Whoever is correct, the window for Israeli solar may be closing. In January 2009, almost 10 trillion cubic feet of natural gas were discovered in the Mediterranean Sea, 50 miles west of the Haifa coast. The discovery of the Tamar gas field was quickly overshadowed by the discovery of the Leviathan gas field some 20 miles farther east—the largest deep-water gas reservoir found anywhere in the world over the past decade. These fields can meet Israel’s energy needs for the next 100 years, and experts say there is probably more gas to be found.
The windfall of natural gas, which Benjamin Netanyahu has called “manna from heaven,” has changed Israel from an energy-dependent nation into a potential gas exporter.

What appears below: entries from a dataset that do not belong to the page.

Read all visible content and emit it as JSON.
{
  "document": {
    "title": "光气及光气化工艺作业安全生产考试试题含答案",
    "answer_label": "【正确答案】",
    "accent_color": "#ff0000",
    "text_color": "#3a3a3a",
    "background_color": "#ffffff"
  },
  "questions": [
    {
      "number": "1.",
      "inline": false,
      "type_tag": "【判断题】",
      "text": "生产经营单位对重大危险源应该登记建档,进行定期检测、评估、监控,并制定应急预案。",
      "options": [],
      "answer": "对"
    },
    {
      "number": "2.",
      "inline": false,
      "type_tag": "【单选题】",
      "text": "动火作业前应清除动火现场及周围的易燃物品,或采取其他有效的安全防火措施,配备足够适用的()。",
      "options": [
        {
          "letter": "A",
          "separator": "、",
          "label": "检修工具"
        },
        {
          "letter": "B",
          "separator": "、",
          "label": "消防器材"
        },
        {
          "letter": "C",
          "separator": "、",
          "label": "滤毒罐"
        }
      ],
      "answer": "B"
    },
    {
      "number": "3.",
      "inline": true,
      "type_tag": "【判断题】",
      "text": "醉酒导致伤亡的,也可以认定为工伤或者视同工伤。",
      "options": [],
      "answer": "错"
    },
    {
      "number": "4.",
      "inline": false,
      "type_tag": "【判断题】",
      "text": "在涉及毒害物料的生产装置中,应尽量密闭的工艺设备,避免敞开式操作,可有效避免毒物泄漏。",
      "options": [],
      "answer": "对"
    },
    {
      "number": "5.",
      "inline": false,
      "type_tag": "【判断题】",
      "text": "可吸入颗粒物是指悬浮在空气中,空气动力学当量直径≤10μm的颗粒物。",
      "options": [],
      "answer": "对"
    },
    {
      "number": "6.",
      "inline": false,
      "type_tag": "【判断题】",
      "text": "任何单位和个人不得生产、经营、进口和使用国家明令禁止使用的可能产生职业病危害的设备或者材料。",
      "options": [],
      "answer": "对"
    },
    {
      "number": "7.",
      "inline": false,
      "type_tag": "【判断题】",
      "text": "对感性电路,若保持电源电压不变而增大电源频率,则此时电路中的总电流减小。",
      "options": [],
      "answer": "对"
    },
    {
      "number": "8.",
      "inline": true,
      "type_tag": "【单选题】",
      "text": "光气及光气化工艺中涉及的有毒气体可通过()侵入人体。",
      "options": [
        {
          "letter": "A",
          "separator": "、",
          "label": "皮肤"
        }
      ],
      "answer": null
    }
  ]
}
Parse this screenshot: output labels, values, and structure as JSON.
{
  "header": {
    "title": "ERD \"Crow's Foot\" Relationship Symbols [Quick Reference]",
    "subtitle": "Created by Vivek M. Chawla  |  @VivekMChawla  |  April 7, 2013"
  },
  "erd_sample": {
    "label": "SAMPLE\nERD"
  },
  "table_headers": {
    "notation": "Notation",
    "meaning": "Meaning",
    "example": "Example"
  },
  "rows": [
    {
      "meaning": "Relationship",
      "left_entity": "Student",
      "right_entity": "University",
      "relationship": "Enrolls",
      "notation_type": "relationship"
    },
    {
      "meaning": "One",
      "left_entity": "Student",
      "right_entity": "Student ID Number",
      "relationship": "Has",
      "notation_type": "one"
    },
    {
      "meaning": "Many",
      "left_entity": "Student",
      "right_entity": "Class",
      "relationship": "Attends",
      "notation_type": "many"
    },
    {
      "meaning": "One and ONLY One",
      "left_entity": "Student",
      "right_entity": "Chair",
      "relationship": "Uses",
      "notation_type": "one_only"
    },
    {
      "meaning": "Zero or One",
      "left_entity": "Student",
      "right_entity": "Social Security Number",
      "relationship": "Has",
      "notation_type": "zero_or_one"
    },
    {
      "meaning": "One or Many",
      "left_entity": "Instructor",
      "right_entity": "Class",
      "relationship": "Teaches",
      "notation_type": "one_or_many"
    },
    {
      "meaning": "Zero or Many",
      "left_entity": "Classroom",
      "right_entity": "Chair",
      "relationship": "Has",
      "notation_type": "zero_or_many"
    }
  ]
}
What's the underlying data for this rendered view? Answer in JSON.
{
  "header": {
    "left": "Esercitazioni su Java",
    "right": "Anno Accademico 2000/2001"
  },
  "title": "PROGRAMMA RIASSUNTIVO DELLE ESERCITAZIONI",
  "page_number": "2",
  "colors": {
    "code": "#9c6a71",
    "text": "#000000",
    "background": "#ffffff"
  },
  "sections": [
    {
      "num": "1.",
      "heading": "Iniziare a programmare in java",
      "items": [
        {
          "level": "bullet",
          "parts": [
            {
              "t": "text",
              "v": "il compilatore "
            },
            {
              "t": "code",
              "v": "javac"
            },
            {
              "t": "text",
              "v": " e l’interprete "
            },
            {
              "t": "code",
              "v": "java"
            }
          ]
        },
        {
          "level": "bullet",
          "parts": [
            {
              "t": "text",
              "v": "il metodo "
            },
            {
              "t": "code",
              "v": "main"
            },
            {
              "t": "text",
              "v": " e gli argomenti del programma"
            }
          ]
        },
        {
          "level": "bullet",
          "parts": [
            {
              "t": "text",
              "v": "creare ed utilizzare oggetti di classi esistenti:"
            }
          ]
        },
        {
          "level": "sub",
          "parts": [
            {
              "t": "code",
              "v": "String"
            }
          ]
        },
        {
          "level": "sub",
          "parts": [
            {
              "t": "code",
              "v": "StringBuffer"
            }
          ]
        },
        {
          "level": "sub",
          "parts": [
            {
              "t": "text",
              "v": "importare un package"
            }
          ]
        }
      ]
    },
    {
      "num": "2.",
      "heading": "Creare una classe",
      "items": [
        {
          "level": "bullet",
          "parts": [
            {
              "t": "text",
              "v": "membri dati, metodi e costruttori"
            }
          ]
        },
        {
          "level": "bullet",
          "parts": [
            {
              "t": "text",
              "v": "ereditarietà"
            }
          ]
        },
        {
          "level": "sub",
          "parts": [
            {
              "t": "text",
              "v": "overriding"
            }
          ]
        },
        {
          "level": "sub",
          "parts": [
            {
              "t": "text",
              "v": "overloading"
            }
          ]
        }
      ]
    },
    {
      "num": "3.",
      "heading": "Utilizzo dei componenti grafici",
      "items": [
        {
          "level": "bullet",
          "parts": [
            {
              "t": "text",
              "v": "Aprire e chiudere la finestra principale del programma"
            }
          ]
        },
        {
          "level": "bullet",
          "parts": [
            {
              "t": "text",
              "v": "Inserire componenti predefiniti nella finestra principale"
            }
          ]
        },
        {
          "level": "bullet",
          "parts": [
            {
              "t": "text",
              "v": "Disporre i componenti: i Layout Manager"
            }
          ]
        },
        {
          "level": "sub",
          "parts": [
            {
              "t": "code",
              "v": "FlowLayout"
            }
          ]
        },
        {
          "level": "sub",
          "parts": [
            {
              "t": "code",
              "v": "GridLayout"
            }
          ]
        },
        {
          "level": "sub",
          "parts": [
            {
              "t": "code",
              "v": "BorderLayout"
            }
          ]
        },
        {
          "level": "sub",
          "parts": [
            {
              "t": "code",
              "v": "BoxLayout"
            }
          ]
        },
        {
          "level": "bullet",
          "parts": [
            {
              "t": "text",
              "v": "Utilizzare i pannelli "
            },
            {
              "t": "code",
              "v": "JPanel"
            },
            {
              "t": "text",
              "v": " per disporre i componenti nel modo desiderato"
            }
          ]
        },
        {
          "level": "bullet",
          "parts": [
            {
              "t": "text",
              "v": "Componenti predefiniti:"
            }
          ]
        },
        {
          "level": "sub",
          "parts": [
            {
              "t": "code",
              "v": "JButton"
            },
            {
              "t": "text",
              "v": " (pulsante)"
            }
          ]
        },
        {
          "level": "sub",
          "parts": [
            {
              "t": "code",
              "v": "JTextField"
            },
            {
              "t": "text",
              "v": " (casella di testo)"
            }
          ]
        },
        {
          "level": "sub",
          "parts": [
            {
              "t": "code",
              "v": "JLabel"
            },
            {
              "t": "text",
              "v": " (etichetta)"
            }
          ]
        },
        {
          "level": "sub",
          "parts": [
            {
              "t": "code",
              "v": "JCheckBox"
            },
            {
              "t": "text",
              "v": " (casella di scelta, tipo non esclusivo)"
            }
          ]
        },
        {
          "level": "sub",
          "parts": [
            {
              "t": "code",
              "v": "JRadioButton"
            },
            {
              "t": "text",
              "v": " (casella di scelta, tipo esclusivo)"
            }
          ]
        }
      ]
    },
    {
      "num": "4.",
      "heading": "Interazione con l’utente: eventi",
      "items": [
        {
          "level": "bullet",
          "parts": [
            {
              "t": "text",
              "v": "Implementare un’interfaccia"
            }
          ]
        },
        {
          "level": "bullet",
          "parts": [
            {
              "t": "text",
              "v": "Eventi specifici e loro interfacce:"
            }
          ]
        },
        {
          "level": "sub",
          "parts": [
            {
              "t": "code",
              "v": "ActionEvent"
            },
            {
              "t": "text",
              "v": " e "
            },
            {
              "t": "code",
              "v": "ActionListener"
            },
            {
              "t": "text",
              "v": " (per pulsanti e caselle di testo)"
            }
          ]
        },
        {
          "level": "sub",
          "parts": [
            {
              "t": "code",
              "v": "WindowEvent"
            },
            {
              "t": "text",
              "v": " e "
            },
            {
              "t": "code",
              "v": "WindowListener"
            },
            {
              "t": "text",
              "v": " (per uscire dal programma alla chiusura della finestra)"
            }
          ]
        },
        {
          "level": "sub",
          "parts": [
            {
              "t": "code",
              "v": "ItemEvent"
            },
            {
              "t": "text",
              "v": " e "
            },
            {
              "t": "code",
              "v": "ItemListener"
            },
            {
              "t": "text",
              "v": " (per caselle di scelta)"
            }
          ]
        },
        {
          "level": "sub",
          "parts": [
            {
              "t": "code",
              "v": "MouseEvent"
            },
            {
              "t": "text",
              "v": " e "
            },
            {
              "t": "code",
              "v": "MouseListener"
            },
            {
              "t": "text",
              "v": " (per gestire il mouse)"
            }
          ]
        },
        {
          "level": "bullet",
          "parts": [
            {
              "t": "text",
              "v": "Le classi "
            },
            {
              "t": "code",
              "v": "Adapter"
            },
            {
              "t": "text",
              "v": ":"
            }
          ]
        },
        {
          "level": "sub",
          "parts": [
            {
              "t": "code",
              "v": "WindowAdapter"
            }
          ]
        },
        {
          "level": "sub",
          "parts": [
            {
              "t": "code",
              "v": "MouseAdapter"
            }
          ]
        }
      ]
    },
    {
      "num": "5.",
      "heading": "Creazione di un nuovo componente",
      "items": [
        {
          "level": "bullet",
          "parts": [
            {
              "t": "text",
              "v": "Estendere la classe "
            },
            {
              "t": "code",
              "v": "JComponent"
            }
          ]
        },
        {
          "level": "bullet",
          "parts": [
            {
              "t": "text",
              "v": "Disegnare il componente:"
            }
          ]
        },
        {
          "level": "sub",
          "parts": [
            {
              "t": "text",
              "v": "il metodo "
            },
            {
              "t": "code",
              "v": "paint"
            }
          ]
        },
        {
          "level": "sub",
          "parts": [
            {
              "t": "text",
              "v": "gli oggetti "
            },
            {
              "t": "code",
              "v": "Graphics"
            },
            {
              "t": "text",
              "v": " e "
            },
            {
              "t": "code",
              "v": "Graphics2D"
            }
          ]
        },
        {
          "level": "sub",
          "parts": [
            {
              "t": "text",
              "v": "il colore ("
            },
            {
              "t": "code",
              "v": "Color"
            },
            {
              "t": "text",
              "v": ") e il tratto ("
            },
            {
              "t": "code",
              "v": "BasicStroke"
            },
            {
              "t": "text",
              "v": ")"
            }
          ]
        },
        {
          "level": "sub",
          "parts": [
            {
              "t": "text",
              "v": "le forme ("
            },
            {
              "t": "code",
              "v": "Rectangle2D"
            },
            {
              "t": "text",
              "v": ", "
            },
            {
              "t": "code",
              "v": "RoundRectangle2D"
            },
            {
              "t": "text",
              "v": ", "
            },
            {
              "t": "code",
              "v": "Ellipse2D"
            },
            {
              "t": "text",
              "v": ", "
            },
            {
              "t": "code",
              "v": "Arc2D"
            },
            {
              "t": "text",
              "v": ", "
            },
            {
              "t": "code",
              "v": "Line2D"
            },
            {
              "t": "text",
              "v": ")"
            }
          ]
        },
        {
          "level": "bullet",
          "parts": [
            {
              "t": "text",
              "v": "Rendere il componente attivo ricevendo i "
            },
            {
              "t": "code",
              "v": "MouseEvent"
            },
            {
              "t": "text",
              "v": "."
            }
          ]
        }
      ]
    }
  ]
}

But does it also mean that the need to develop renewable energy has fallen by the wayside? Is solar still necessary? Solar supporters I spoke to offered a number of reasons why it is. One is security: Hezbollah has already declared that it plans to bomb Israeli gas plants; both the Palestinian Authority and Lebanon have made claims to the gas fields; Turkey is claiming rights for Turkish Cyprus further offshore. Other reasons include the need for energy diversity and cleaner energy. “People don’t understand that gas is also a polluting source of energy and a source of carbon dioxide,” says Marinov. “While it is better than coal, it still needs to be replaced with renewable energy.”
Expressing the frustrations of many, Marinov continues: “Israel could have become a real player in solar. Israel was the first country in the world in the 50s to be using water heaters in every building and [later] made it mandatory. We were the first to produce large-scale fields. We exported it to California and instead of capitalizing on this industry we gave it up. It is really a shame the decision makers of this country never realized their fantastic opportunity to lead in the field. We lost it, and we are not doing it today either. We are not capitalizing on the areas that have 340 days of sunshine a year.”